"The focus in private label has changed in the past 10 years," explains Wassenaar. "The quality has increased so much that we're actually able to identify ourselves as a brand," she says. Consistent trade dress across product lines is not necessary, she insists, likening Price Chopper's use of its logo to how Nabisco incorporates its mark on its packaging.

That's not to say graphics across product categories are totally unrelated. Packaging for Price Chopper's pasta, pasta sauce, cheese and pizza are inter-related under an Italian village umbrella, which will soon be expanded to include a premium, imported pasta. "It will use the same design as our regular pasta, but in black, so it will be very upscale looking," reports Drake.

With average redesign intervals for national brands at about 18 months, look for more frequent updating of store-brand packaging with three years becoming the preferred interval between redesigns. "Every three years, designs should be looked at, challenged and investigated," recommends Oakley.

Aiding the increasing frequency of redesign is a transition from gravure to flexographic printing of paperboard cartons, flexible packaging and labels. Flexo printing generally is viewed as more affordable because flexo plates cost significantly less than gravure cylinders.

Perhaps more importantly, recent advances in flexographic technology mean the switch can be made without compromising quality standards. "New flexo presses are more than capable of competing with gravure," reports Ed Zumbiel, manager of the beverage-packaging division at Zumbiel Packaging, Cincinnati, a producer of multipack paperboard cartons, which has bought two flexo presses in recent years to add to its existing gravure and flexo equipment.

Use of flexo printing also will help make promotional packaging more affordable for store brands, enabling the inclusion of games, contests and in/on-pack premiums, techniques long used by national brands to spur sales. "Although no one has even talked about it before this year, we'll start to see store-brand promotions in the next six months," predicts Zumbiel.

Forces keeping redesign intervals at or above the three years include the tighter margins typically encountered by store brands vs. national brands and the greater number of SKUs usually involved.
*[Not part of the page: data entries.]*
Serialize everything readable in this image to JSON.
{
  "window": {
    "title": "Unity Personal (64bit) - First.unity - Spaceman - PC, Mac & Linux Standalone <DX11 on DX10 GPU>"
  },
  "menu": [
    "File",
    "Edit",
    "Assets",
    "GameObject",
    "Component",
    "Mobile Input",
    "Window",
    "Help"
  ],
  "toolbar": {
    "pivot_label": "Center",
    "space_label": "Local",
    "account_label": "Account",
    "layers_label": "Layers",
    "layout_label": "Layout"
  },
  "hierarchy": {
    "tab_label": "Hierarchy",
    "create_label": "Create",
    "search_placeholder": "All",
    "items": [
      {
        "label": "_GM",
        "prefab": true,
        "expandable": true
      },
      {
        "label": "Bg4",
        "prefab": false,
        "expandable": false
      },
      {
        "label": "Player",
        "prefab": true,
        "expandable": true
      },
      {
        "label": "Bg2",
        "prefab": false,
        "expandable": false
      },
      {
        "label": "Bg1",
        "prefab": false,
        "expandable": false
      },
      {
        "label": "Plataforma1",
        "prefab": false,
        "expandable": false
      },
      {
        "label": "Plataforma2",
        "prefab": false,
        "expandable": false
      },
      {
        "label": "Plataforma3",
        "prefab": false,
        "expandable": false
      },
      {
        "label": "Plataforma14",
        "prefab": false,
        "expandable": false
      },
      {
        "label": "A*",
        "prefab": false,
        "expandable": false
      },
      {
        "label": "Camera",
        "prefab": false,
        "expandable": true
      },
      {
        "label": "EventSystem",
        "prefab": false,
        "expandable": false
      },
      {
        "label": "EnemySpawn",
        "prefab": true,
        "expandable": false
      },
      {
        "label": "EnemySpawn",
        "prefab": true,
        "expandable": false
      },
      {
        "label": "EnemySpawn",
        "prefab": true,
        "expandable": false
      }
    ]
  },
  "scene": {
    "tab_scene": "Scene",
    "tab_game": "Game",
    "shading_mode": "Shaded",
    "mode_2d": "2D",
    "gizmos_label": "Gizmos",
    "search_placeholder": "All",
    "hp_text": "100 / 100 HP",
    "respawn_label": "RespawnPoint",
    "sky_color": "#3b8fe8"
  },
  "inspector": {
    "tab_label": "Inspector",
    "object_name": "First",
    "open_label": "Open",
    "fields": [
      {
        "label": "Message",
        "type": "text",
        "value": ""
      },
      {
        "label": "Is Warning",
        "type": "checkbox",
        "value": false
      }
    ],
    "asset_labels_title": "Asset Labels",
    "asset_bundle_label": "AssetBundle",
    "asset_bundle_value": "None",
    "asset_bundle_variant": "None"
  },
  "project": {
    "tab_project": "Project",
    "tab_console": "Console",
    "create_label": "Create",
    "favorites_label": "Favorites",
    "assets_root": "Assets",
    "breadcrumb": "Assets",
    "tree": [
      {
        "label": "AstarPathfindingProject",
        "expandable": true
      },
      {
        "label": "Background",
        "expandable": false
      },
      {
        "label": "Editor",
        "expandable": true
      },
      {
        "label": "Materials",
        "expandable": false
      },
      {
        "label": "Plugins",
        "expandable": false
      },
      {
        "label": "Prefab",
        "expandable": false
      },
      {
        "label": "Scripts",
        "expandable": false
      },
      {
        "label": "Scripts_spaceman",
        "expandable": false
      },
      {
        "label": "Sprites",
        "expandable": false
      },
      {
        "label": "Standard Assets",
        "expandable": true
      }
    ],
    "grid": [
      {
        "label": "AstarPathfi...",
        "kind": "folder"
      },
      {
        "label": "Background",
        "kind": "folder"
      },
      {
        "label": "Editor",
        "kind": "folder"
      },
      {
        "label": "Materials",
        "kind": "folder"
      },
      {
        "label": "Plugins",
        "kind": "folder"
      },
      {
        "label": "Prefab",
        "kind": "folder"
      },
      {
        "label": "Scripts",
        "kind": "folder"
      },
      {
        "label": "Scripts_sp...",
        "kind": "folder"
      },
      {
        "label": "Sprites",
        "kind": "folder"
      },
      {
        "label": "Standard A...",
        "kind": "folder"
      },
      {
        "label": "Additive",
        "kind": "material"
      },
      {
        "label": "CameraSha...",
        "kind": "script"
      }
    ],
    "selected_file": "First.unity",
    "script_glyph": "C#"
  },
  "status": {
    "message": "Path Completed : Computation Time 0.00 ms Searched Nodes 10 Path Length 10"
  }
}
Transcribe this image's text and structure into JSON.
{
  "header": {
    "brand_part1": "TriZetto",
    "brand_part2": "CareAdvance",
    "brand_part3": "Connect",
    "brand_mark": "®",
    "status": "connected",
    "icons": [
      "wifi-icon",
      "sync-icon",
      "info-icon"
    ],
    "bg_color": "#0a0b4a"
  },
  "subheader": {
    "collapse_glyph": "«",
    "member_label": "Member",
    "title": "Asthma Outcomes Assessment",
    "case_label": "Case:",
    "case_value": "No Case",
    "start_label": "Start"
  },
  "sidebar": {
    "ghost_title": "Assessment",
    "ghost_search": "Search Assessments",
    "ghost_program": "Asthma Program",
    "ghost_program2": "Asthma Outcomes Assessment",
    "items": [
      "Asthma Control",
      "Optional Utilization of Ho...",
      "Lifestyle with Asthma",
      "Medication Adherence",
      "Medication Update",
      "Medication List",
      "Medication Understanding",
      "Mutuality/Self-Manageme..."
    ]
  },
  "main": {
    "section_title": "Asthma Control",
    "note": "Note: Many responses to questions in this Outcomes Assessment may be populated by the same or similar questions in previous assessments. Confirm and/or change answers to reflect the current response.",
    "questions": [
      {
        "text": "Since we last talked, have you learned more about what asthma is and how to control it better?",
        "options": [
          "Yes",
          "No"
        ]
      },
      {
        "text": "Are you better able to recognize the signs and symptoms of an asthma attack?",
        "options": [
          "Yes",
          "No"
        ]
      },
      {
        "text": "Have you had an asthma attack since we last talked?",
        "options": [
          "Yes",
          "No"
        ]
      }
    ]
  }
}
This means less tolerance for the larger investment required in printing plates/cylinders when changes are made.

Redesigns can be fraught with peril if not carefully planned and executed. To avoid problems, the first step in a redesign project should be discussion and agreement among all stakeholders regarding the message to be communicated by the packaging.

An objective eye is essential. "Make sure the design is benefit-driven," advises Oakley. It shouldn't be picked simply because it's personally appealing.

New structures should be tested for compatibility with filling equipment. This avoids productivity-sapping handling problems downstream and expensive design changes to ensure or restore machinability.

Another important consideration is the shelf environment the package will experience. Unless imitating a national brand is the strategy, graphics should set the product apart on-shelf.

Consider color choices carefully. "The subtleties of package design can be more important in determining the customer perception of quality and performance than the product inside the package," says Cheskin's Rhea. "This means that the packaging is capable not only of creating expectations of product performance, but also it can change the experience," he explains.

Indeed, taste perception can be influenced by package color. It's a documented phenomenon called sensation transference. For example, adding yellow to the packaging of a lemon/lime soft drink will increase the citrus flavor perceived by consumers. Nonetheless, product "quality is a prerequisite," says Oakley. "When it is compared to a national brand, the store brand can't be weaker. It should be better and priced right," he states, because a disappointed consumer will tend to look suspiciously at every other product carrying the same name.

"You must deliver on the product's promise or consumers will walk away quickly," agrees Michael Lucas, managing partner at Interbrand Gerstman+Meyers, a New York-based brand-identity consultancy.